Providers Grade Health Plans. Guess Who Still Stinks.
Historically, the relationship between health plans and the hospitals and physician practices has not been great, to put it mildly. Is communication between them at an all-time low? Probably not, but it doesn't bode well on the near-eve of health insurance exchanges, value-based care incentives, and other payment models that require providers and payers to share more information to aid in better value, care, and quality for patients.
And the survey shows hospitals moving toward more collaborative models of care with payers. Last year, only 36% reported being in a phase of ACO implementation; this year that percentage jumped to 51%.
There was also an increase in the number of hospitals reporting that they have two or more payer contracts that included established quality criteria. In 2012, 37% of hospitals said those contracts existed; this year, it rose to 47%—nearly half.
Despite the increase in hospitals and payers participating in some type of collaborative agreement this year, the lowest contracting priorities are the industry's top buzzwords: bundled payments, ACOs, and population health strategies.
The survey was conducted between February and March using a combination of phone and online portal interviews. Revive says respondents were screened to "make sure they were responsible for negotiating contracts with major health plans."
Of those responding, 17% were identified as C-suite executives, 19% were VPs of managed care, 37% were the equivalent of a director, and 27% were responsible for either contracting or revenue cycle activities.

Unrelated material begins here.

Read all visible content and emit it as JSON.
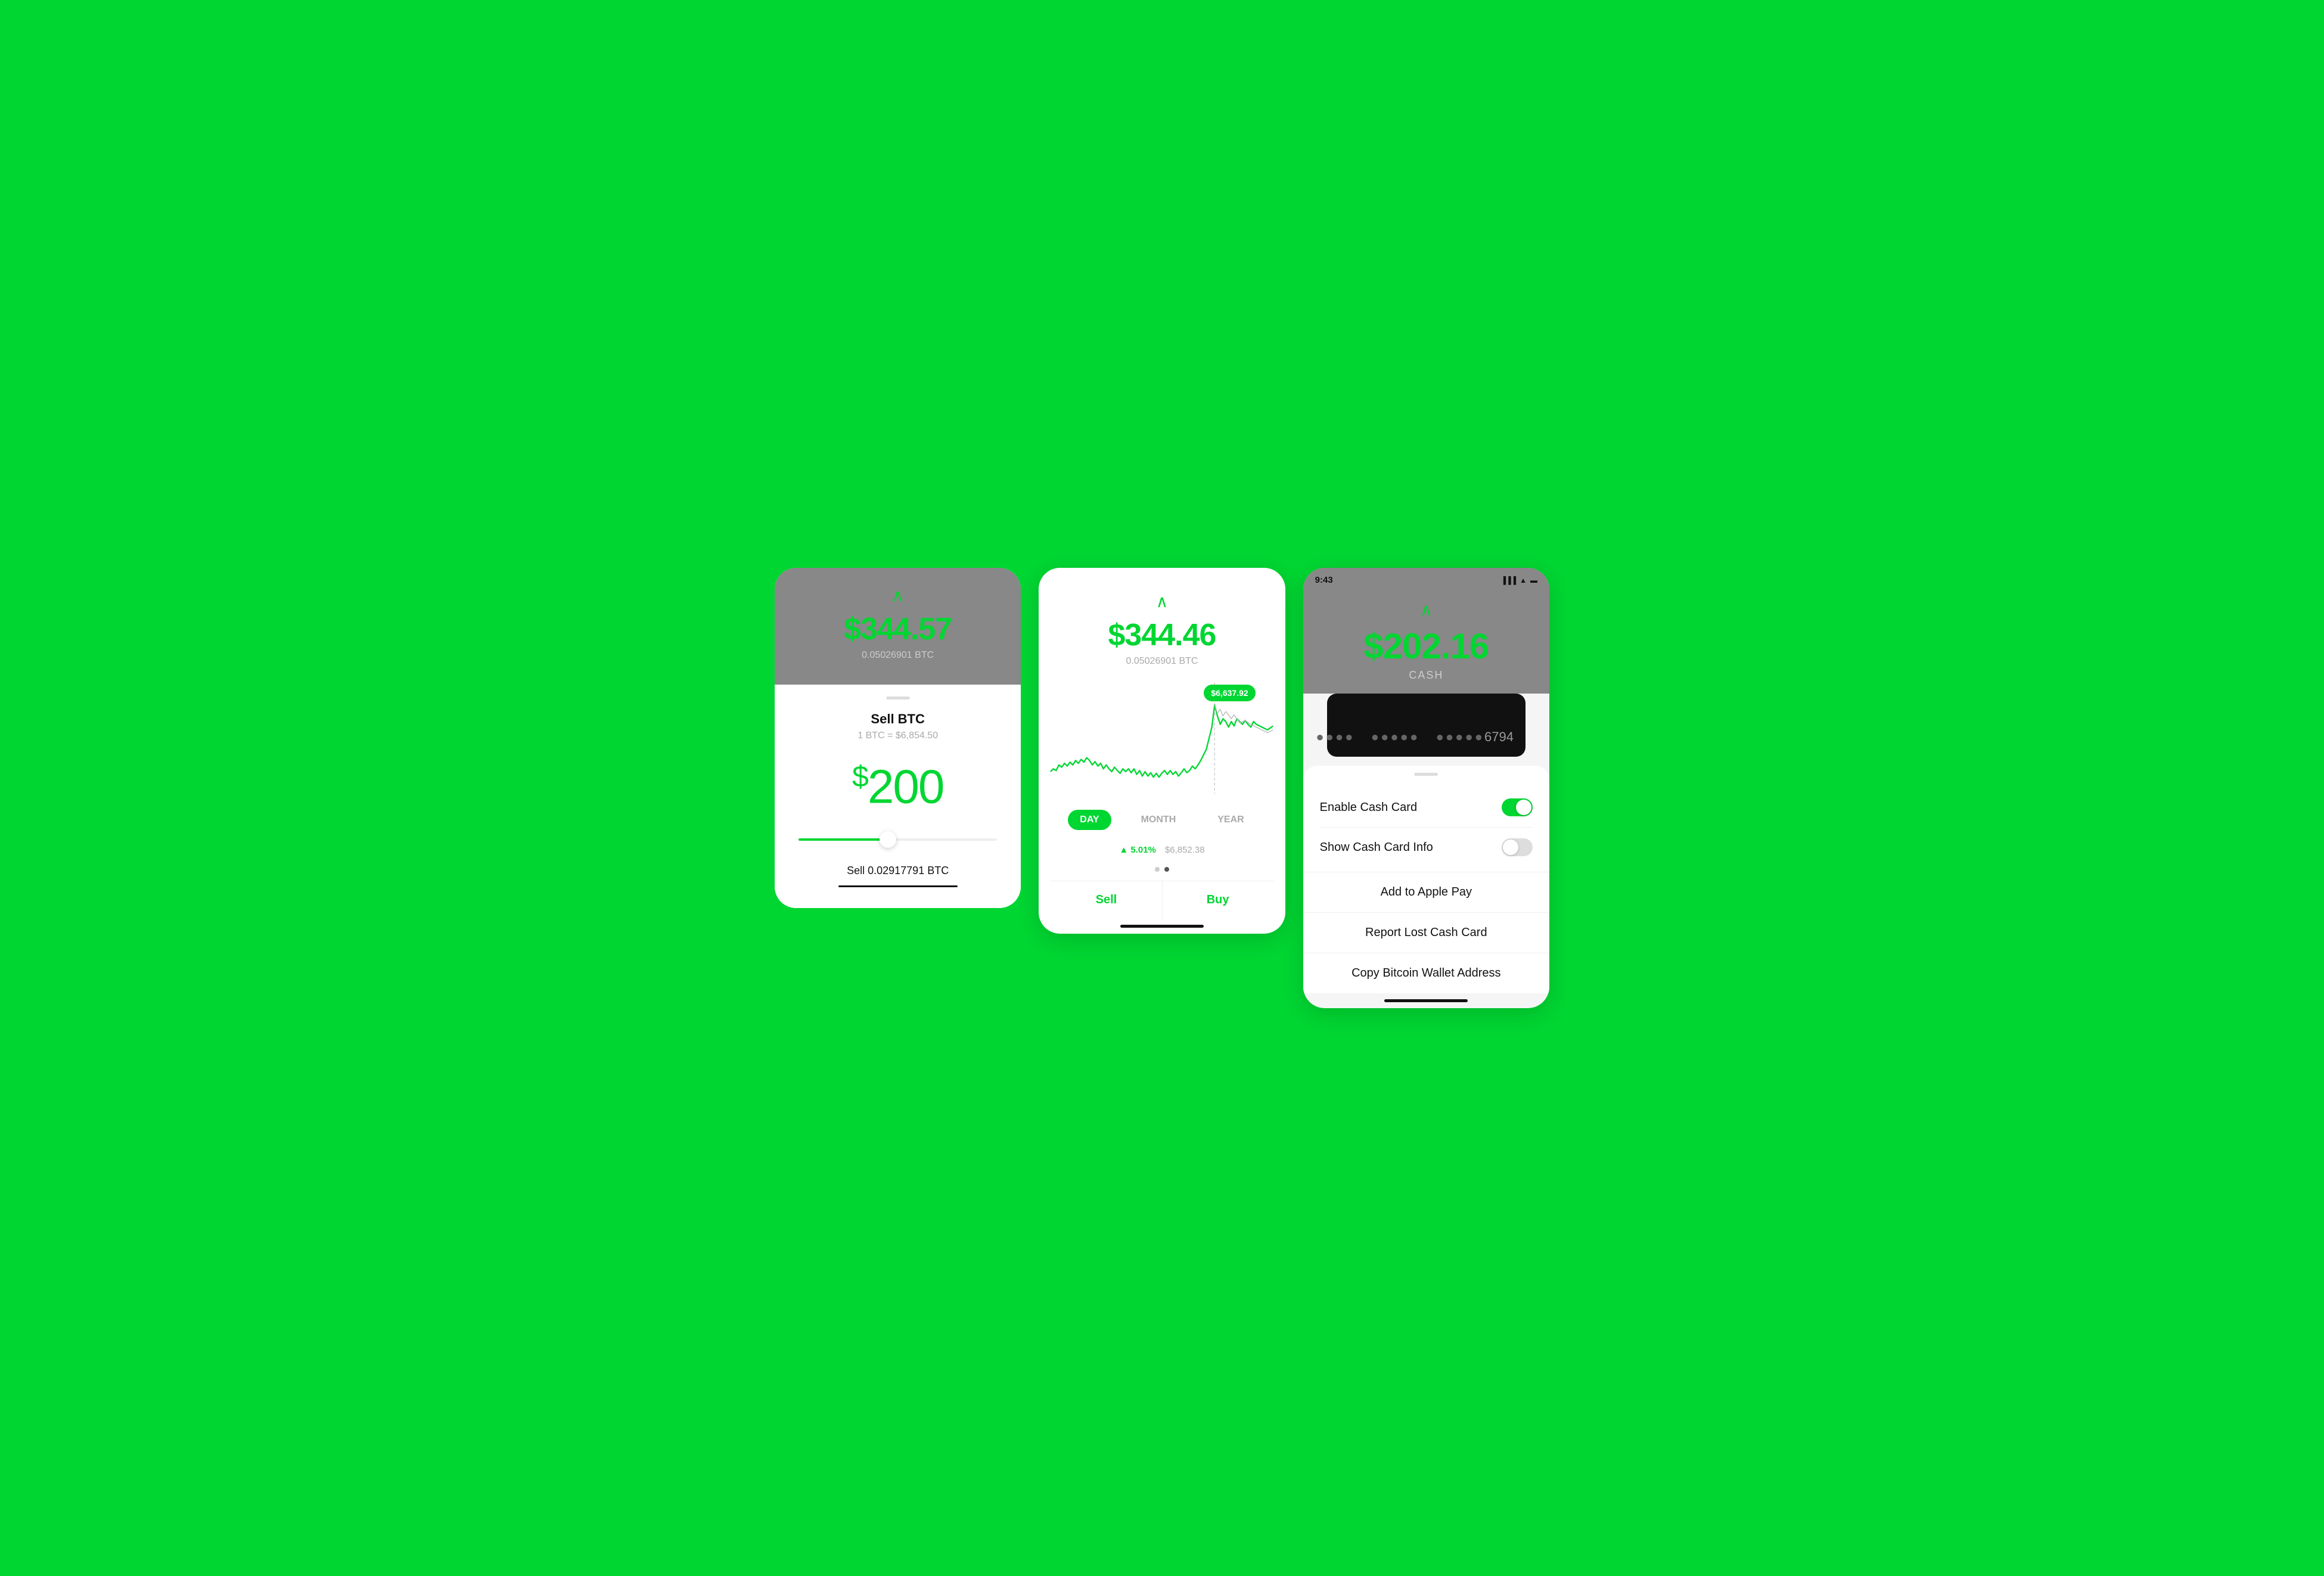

Jacqueline Fellows is an editor for HealthLeaders Media.
- CEO Exchange: Preparing for Population Health
- Advocate, NorthShore Deal Would Create 16-Hospital System
- Interventional Radiology No Longer a Sub-Specialty
- Top Reason for Nurse Turnover: Managers
- CEO Exchange: Pressure is On to Partner, Drive Quality
- Power of price: In South FL and the nation, healthcare costs often are shrouded in secrecy
- Hospital mergers may lead to higher prices
- Healthcare data of 1 million NJ patients compromised since 2009
- House OKs Cassidy's 'keep your plan' bill